All of this, I realize, is a long-winded way of getting to the subject of Medicare reform, Dick Gephardt’s health care plan and the Medicaid-induced state budget crises, but it is not as irrelevant as it might seem. A part of the current health care debate is about costs: General Electric reckons the price of health insurance for its employees has risen 45 percent since 1999. A part of the debate is about who should pay: General Electric’s employees have already been on strike, and may strike again, because the company wants them to absorb some of the rise. The rest of the debate is about the 40 million people who don’t have health insurance at all, because costs are so high that nobody can pay.
In response, Democratic presidential candidates and Republican congressional staffers are making claims about the greater fairness of government health insurance and the greater efficiency of private health insurance, respectively. Some tout the virtues of managed care, others believe the solution lies in tort reform. But the real problem is far deeper. We have come to expect, in this country, very high-tech health care, delivered without reference to price and thorough to the point of parody. Our doctors meet our expectations. No disease is too rare to test for, no technology is too expensive to use, and fear of litigation is not the only explanation. I suspect that nine out of 10 people would have reacted to my account of my son’s over-the-top emergency room experience as another friend did: “Weren’t you relieved?”
No doubt about it, this is the kind of health care we demand, and it makes us feel safer. But does it make us healthier? That’s less clear. Study after study shows that the number of operations conducted in a particular district doesn’t necessarily correlate with the health of that district. According to figures from the Organization for Economic Cooperation and Development, the United States spends almost twice as much per capita on health care as other developed countries, yet life expectancy here is actually lower than it is in about half of them. Despite the incredible medical advances of the past few decades, the less spectacular achievements of public health departments — clean water, unspoiled food, vaccinations — have probably had greater impact on our longevity and well-being.
None of which is to say we shouldn’t keep arguing about the best ways to finance health care or should play down the importance of tort reform. But it’s also clear that we need to keep better track of which procedures are really necessary, which aren’t and which give value for money.

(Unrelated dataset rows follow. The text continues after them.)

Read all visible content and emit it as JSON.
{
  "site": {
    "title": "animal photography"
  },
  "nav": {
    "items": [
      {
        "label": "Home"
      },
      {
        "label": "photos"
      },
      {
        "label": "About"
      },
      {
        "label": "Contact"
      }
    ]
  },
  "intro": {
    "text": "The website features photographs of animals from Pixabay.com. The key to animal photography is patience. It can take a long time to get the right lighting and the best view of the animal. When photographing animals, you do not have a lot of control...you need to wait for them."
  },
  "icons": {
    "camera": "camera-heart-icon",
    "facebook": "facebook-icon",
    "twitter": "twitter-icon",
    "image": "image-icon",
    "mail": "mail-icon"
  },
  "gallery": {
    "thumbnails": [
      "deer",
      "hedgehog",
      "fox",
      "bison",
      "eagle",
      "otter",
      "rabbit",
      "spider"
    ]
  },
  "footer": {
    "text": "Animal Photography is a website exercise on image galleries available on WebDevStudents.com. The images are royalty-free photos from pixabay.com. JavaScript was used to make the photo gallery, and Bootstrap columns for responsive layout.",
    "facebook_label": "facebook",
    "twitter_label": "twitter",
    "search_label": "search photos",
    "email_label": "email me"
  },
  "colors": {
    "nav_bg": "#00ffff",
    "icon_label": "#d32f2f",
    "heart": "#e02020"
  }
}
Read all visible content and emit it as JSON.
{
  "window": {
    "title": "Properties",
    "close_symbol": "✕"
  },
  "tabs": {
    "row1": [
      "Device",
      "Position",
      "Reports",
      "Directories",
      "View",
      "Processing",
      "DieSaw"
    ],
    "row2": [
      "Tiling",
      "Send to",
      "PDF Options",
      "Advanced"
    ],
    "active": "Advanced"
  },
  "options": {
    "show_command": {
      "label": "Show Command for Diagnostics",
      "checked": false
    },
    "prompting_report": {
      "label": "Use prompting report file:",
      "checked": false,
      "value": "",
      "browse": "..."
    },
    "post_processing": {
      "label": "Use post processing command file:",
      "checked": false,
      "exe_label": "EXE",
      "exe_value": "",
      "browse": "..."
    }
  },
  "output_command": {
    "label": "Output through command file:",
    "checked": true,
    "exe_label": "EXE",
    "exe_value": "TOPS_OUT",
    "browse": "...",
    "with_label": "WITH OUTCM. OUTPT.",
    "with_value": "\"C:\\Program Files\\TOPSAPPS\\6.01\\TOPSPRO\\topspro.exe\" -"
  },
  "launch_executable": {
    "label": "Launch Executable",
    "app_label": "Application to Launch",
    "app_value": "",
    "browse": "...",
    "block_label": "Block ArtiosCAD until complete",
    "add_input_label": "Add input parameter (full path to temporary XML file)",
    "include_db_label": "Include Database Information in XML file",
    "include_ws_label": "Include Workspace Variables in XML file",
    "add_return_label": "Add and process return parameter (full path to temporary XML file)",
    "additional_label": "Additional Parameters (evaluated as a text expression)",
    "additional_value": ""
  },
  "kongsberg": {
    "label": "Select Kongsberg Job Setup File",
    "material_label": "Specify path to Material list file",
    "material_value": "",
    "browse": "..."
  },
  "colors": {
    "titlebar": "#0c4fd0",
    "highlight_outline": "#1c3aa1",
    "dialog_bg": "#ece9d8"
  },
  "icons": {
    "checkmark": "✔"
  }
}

Health insurance needs to be redesigned not merely to create bureaucratic efficiencies but also to get both doctors and patients thinking and talking about costs. “Rationing” is a dirty word in this country, and many believe it’s immoral to talk about “price” and “health” in the same sentence. But if the high cost of my son’s emergency room visit means insurance premiums rise — and similar care then isn’t available to someone who really needs it — isn’t that immoral too?